Paris, 7 June 1996
Agreement was reached in Paris today between the United States Department of Energy (DOE), the OECD Nuclear Energy Agency (NEA) and the International Atomic Energy Agency (IAEA) to organise an international peer review of the long-term safety analysis of the Waste Isolation Pilot Plant (WIPP), a US disposal facility expected to receive long-lived radioactive waste in the near future.
This peer review, requested by the US DOE’s Carlsbad Area Office, will be organised jointly by the NEA and IAEA as part of the services offered by the two Agencies in the field of radioactive waste management to their member countries.

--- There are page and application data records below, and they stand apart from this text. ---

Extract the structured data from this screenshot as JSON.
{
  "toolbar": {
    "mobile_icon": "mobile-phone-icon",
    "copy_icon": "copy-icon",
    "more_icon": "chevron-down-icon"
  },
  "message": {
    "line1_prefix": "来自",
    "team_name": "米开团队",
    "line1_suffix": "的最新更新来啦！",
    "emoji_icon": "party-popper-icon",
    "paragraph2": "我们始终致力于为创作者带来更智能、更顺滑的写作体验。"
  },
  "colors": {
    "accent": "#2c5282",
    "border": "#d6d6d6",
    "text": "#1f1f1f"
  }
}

The WIPP is designed to permanently dispose of transuranic radioactive waste generated by defence-related activities. Transuranic waste consists primarily of clothing, tools, rags and other disposal items contaminated with radioactive elements, mostly plutonium. Located in the State of New Mexico, 42 km (26 miles) east of Carlsbad, WIPP facilities include disposal rooms excavated in an ancient, stable rock salt formation, 654 m (2150 ft) underground.
As in most countries with nuclear programmes, the preferred method for the disposal of long-lived radioactive waste, such as transuranic waste, is its long-term isolation in a system of multiple barriers located in deep and stable geological formations. The WIPP site was selected and constructed to meet the criteria established by the responsible US regulatory authority, the Environmental Protection Agency (EPA), for the safe long-term disposal of transuranic waste. A formal licence application for the disposal of transuranic waste at this site is to be submitted by the DOE to the EPA. This application, called the Compliance Certification Application, will include an assessment of the long-term safety of the repository after its closure.

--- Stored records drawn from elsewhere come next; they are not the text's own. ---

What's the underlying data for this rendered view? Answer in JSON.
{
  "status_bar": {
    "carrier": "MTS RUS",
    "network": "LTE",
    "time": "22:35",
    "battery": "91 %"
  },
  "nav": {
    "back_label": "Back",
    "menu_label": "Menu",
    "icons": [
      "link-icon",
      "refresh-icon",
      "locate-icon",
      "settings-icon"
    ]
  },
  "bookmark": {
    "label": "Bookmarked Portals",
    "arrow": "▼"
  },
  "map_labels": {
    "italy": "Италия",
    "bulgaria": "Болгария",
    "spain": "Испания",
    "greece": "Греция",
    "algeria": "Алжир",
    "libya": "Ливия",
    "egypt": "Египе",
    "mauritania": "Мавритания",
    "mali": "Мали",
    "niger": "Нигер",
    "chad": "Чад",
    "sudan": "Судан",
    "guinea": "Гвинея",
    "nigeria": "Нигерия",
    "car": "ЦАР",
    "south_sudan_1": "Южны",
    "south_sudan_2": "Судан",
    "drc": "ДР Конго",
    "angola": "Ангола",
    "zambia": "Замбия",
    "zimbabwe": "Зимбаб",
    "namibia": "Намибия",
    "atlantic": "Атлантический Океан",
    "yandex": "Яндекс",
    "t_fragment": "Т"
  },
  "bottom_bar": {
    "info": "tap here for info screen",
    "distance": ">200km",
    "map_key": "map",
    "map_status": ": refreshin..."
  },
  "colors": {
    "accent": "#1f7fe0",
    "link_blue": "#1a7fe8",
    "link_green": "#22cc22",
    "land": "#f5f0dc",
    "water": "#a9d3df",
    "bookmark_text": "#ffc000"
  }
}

The objective of the joint NEA/IAEA peer review will be to examine whether the post-closure assessment of the WIPP is appropriate, technically sound and in conformity with international standards and practices.
For the purpose of the review, the NEA and IAEA will constitute a joint secretariat and appoint a group of independent international experts in the various disciplines involved in long-term safety assessments, such as geology, geochemistry, material sciences, radiation and environmental protection, and nuclear safety. The expert group will include representatives from nuclear regulatory bodies, radioactive waste management agencies, universities and research institutions.
The review will start in October 1996 and be conducted over a 6-month period, on the basis of detailed documentation provided by the US Department of Energy and discussions with the specialists involved in this project during a visit to the WIPP. A report containing the international expert group’s findings will be transmitted to the Department of Energy.
Through such peer reviews, it is possible to benefit from the experience of the world’s leading experts in nuclear waste disposal and radiological safety assessments and to take into account the approaches followed by other advanced countries towards the safe disposal of long-lived radioactive waste. These reviews are in line with the NEA and IAEA common objective of promoting the adoption of safe policies and practices for the disposal of radioactive waste in their respective Member.